### WHAT TO DO
Check each line of the listing for the string "section". Copy those where it appears.

──────── PROVIDED RECORDS ────────

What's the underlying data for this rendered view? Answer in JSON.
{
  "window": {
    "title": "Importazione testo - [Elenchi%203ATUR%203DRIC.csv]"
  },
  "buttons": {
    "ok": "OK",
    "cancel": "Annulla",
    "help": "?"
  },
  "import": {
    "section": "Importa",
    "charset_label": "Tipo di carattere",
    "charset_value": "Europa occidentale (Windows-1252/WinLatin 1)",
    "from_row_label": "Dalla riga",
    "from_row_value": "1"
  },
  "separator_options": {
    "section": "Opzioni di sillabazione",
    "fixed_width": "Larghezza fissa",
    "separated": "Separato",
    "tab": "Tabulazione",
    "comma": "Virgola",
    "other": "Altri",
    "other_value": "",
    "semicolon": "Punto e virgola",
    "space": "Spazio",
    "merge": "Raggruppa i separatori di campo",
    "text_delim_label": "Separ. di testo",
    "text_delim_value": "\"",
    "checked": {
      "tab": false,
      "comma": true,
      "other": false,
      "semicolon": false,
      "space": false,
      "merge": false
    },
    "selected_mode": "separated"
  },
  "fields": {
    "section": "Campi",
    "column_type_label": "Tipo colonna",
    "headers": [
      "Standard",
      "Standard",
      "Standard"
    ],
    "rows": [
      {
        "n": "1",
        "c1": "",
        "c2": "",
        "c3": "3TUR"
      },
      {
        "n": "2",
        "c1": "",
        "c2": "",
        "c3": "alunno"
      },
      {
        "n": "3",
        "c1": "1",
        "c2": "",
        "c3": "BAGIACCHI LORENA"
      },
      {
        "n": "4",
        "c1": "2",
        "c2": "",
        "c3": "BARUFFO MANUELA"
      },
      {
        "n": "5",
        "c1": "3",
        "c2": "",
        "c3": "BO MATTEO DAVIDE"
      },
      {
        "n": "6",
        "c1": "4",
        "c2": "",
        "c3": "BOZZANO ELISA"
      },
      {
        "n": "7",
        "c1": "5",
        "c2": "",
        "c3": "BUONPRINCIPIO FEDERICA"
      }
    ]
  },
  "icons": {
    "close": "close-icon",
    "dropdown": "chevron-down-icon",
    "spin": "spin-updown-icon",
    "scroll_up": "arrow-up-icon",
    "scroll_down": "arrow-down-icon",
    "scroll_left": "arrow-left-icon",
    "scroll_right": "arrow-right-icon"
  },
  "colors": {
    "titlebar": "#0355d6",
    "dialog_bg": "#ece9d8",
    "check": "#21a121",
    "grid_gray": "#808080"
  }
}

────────

### RESULT FOR THIS EXERCISE
    "section": "Importa",
    "section": "Opzioni di sillabazione",
    "section": "Campi",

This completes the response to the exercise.